Geoengineering, Carbon Dioxide, and Inventing Our Way Out of Climate Change : The New Yorker
We’ve failed collectively. As Ryan Lizza explained in miserable detail in 2010, the United States government couldn’t pass a tepid, eviscerated law. Activists have failed. We’ve all failed morally: a problem created by the world’s rich will now crush the world’s poor. In a grand sense it’s also a failure of the creators, and deniers, of climate change: the Exxon-Mobils, say, or the Wall Street Journal editorial page. A victory isn’t worth much if your children and grandchildren will one day think of you with anger and shame.
...We should design our cities for a future with terrible weather. But solving the problem of climate change through the U.N. is like a small man with olive oil on his hands trying to pull a whale from the water.
Asking for personal sacrifice is fine for the west. We should ride bikes, turn off the lights, and eat less meat. But the number of people in the world who want cars, lights, and meat increases every day—and most are in countries that did very little to get us to four hundred. We can ask that China do a little better; there are a million little things that make emissions lower and our lives better. But the west created this problem through gluttony; we can’t solve it by demanding the asceticism of others.
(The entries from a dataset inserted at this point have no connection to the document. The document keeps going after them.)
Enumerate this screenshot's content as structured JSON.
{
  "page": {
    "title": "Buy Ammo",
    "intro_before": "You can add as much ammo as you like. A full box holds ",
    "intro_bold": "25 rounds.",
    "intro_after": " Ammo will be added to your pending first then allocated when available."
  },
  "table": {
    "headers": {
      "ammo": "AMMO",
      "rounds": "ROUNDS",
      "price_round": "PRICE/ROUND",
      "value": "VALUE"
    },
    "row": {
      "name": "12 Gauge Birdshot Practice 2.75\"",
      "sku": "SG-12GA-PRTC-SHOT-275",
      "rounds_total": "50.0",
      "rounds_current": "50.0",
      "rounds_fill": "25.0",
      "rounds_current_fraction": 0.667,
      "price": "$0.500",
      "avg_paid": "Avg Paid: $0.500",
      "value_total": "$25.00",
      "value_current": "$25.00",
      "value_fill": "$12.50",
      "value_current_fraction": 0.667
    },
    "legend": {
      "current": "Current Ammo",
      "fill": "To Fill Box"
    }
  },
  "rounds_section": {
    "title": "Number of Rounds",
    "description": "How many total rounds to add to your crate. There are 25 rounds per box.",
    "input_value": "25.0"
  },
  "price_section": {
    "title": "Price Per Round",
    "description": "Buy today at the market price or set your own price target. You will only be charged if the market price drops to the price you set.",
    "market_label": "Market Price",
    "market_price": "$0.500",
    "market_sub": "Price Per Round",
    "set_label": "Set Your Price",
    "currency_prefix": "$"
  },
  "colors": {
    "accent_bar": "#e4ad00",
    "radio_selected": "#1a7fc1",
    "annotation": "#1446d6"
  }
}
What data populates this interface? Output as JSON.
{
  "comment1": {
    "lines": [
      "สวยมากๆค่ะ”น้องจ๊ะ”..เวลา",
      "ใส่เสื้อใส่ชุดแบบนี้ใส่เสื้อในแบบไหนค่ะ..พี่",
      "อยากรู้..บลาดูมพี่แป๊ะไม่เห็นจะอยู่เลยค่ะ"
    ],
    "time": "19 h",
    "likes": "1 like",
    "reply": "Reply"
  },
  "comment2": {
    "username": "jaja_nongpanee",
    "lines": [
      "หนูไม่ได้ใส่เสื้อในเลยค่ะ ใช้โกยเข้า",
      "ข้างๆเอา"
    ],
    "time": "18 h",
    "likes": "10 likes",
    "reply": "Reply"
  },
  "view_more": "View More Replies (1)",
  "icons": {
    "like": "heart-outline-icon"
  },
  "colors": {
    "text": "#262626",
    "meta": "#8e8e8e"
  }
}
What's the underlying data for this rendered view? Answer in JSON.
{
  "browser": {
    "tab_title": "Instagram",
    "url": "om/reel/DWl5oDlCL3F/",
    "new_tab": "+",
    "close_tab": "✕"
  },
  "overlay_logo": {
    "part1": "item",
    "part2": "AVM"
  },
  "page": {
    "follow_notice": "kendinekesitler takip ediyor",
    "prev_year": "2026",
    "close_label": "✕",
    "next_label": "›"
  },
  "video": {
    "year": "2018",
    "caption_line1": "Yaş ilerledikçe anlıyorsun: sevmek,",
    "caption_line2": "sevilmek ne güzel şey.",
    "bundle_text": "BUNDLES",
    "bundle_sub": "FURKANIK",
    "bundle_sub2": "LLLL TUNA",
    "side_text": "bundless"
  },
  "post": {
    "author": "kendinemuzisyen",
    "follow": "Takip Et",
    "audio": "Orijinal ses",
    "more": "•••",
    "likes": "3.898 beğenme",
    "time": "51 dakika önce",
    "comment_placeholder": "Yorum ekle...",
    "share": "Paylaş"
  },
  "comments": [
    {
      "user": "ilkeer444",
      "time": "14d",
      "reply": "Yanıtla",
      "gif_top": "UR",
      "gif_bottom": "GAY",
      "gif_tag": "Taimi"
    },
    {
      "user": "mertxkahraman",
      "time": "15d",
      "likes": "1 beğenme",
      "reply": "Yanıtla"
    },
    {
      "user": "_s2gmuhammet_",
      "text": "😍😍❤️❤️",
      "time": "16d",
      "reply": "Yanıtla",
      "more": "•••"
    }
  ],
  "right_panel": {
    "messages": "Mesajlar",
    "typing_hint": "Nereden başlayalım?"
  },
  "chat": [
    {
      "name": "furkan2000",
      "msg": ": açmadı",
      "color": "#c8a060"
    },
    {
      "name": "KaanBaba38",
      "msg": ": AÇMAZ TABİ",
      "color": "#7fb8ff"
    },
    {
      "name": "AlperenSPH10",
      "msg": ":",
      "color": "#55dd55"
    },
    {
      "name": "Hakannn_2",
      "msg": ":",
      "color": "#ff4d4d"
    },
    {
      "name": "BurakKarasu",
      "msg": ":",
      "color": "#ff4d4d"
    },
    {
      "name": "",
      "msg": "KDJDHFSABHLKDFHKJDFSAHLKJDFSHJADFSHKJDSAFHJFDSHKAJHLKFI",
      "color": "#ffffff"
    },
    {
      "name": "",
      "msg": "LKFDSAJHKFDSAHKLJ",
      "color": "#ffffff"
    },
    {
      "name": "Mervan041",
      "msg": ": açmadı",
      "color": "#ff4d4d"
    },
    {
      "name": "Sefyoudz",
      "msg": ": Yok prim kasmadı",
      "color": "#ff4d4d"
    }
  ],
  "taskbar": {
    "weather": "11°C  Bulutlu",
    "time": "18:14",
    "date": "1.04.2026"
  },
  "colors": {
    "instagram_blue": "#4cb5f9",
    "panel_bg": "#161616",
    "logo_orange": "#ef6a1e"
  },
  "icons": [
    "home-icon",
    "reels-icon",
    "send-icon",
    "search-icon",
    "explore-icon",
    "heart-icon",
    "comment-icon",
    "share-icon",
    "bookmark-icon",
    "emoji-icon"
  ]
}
Ultimately, we have to invent our way out. Everything we use that emits carbon dioxide needs to be replaced with something that doesn’t, whether a car or a cooking stove. Many people are working toward this goal. Many more need to. And then there’s the dangerous, fraught, and potentially essential prospect of geoengineering. Can we suck carbon dioxide or methane down from the atmosphere? Can we shoot something up there that reduces the temperature? Every option is dangerous and complicated. But every option should be studied and tested. Geoengineering, as Michael Specter wrote last year, is the scientific equivalent of chemotherapy: it’s dreadful but it may be the only way to prevent mass calamity.